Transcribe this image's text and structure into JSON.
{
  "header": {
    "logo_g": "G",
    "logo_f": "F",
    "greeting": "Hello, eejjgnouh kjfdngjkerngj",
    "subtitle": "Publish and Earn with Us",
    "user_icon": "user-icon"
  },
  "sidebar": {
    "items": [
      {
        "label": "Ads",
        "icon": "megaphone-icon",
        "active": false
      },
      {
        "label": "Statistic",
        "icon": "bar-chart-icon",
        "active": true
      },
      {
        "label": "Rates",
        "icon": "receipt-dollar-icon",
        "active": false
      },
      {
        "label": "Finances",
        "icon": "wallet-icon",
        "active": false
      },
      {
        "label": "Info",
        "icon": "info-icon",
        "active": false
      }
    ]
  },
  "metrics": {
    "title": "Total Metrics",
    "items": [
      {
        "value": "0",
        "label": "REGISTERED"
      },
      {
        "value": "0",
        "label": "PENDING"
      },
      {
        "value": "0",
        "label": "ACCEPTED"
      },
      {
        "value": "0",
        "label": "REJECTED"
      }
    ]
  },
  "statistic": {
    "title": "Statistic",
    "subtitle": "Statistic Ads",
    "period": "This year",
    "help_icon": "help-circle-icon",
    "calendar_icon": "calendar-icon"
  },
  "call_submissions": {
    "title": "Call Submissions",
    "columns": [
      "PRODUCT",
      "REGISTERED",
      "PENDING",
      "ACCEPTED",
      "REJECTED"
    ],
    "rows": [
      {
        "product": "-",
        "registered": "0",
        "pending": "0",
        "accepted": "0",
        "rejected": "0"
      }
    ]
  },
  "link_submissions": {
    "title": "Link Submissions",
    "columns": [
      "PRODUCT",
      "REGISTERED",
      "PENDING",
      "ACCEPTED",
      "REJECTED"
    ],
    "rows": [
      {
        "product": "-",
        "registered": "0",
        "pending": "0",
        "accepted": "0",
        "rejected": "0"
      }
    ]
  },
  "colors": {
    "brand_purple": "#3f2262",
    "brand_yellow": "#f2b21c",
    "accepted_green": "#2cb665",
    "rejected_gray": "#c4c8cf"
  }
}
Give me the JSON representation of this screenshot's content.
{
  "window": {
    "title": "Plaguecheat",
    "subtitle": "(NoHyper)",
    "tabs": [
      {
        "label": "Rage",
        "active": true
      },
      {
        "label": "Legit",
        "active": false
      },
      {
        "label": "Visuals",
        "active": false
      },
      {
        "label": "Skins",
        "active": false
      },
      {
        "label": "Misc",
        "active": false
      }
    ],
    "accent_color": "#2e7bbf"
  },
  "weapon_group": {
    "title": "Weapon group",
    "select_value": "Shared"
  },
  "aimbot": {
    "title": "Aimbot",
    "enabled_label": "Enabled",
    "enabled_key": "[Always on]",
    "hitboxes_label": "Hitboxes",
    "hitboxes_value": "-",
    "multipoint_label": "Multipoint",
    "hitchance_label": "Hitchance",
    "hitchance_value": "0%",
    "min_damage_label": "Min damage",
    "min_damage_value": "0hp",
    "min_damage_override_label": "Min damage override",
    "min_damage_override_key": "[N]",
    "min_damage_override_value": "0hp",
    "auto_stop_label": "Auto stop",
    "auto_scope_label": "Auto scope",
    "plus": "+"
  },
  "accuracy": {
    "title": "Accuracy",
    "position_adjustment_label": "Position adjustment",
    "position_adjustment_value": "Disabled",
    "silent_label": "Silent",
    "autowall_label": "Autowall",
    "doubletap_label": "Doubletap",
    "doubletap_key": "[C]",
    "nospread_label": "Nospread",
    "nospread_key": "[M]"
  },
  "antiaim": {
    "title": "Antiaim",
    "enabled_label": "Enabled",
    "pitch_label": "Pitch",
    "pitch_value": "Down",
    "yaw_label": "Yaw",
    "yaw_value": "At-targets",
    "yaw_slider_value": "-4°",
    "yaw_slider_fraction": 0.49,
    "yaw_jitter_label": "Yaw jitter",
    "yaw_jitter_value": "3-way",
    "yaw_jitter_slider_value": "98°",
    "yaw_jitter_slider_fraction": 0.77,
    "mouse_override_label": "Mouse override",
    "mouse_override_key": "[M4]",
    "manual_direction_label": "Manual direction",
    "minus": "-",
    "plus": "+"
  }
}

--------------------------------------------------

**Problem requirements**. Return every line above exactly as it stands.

**Result of this task**.
Transcribe this image's text and structure into JSON.
{
  "header": {
    "logo_g": "G",
    "logo_f": "F",
    "greeting": "Hello, eejjgnouh kjfdngjkerngj",
    "subtitle": "Publish and Earn with Us",
    "user_icon": "user-icon"
  },
  "sidebar": {
    "items": [
      {
        "label": "Ads",
        "icon": "megaphone-icon",
        "active": false
      },
      {
        "label": "Statistic",
        "icon": "bar-chart-icon",
        "active": true
      },
      {
        "label": "Rates",
        "icon": "receipt-dollar-icon",
        "active": false
      },
      {
        "label": "Finances",
        "icon": "wallet-icon",
        "active": false
      },
      {
        "label": "Info",
        "icon": "info-icon",
        "active": false
      }
    ]
  },
  "metrics": {
    "title": "Total Metrics",
    "items": [
      {
        "value": "0",
        "label": "REGISTERED"
      },
      {
        "value": "0",
        "label": "PENDING"
      },
      {
        "value": "0",
        "label": "ACCEPTED"
      },
      {
        "value": "0",
        "label": "REJECTED"
      }
    ]
  },
  "statistic": {
    "title": "Statistic",
    "subtitle": "Statistic Ads",
    "period": "This year",
    "help_icon": "help-circle-icon",
    "calendar_icon": "calendar-icon"
  },
  "call_submissions": {
    "title": "Call Submissions",
    "columns": [
      "PRODUCT",
      "REGISTERED",
      "PENDING",
      "ACCEPTED",
      "REJECTED"
    ],
    "rows": [
      {
        "product": "-",
        "registered": "0",
        "pending": "0",
        "accepted": "0",
        "rejected": "0"
      }
    ]
  },
  "link_submissions": {
    "title": "Link Submissions",
    "columns": [
      "PRODUCT",
      "REGISTERED",
      "PENDING",
      "ACCEPTED",
      "REJECTED"
    ],
    "rows": [
      {
        "product": "-",
        "registered": "0",
        "pending": "0",
        "accepted": "0",
        "rejected": "0"
      }
    ]
  },
  "colors": {
    "brand_purple": "#3f2262",
    "brand_yellow": "#f2b21c",
    "accepted_green": "#2cb665",
    "rejected_gray": "#c4c8cf"
  }
}
Give me the JSON representation of this screenshot's content.
{
  "window": {
    "title": "Plaguecheat",
    "subtitle": "(NoHyper)",
    "tabs": [
      {
        "label": "Rage",
        "active": true
      },
      {
        "label": "Legit",
        "active": false
      },
      {
        "label": "Visuals",
        "active": false
      },
      {
        "label": "Skins",
        "active": false
      },
      {
        "label": "Misc",
        "active": false
      }
    ],
    "accent_color": "#2e7bbf"
  },
  "weapon_group": {
    "title": "Weapon group",
    "select_value": "Shared"
  },
  "aimbot": {
    "title": "Aimbot",
    "enabled_label": "Enabled",
    "enabled_key": "[Always on]",
    "hitboxes_label": "Hitboxes",
    "hitboxes_value": "-",
    "multipoint_label": "Multipoint",
    "hitchance_label": "Hitchance",
    "hitchance_value": "0%",
    "min_damage_label": "Min damage",
    "min_damage_value": "0hp",
    "min_damage_override_label": "Min damage override",
    "min_damage_override_key": "[N]",
    "min_damage_override_value": "0hp",
    "auto_stop_label": "Auto stop",
    "auto_scope_label": "Auto scope",
    "plus": "+"
  },
  "accuracy": {
    "title": "Accuracy",
    "position_adjustment_label": "Position adjustment",
    "position_adjustment_value": "Disabled",
    "silent_label": "Silent",
    "autowall_label": "Autowall",
    "doubletap_label": "Doubletap",
    "doubletap_key": "[C]",
    "nospread_label": "Nospread",
    "nospread_key": "[M]"
  },
  "antiaim": {
    "title": "Antiaim",
    "enabled_label": "Enabled",
    "pitch_label": "Pitch",
    "pitch_value": "Down",
    "yaw_label": "Yaw",
    "yaw_value": "At-targets",
    "yaw_slider_value": "-4°",
    "yaw_slider_fraction": 0.49,
    "yaw_jitter_label": "Yaw jitter",
    "yaw_jitter_value": "3-way",
    "yaw_jitter_slider_value": "98°",
    "yaw_jitter_slider_fraction": 0.77,
    "mouse_override_label": "Mouse override",
    "mouse_override_key": "[M4]",
    "manual_direction_label": "Manual direction",
    "minus": "-",
    "plus": "+"
  }
}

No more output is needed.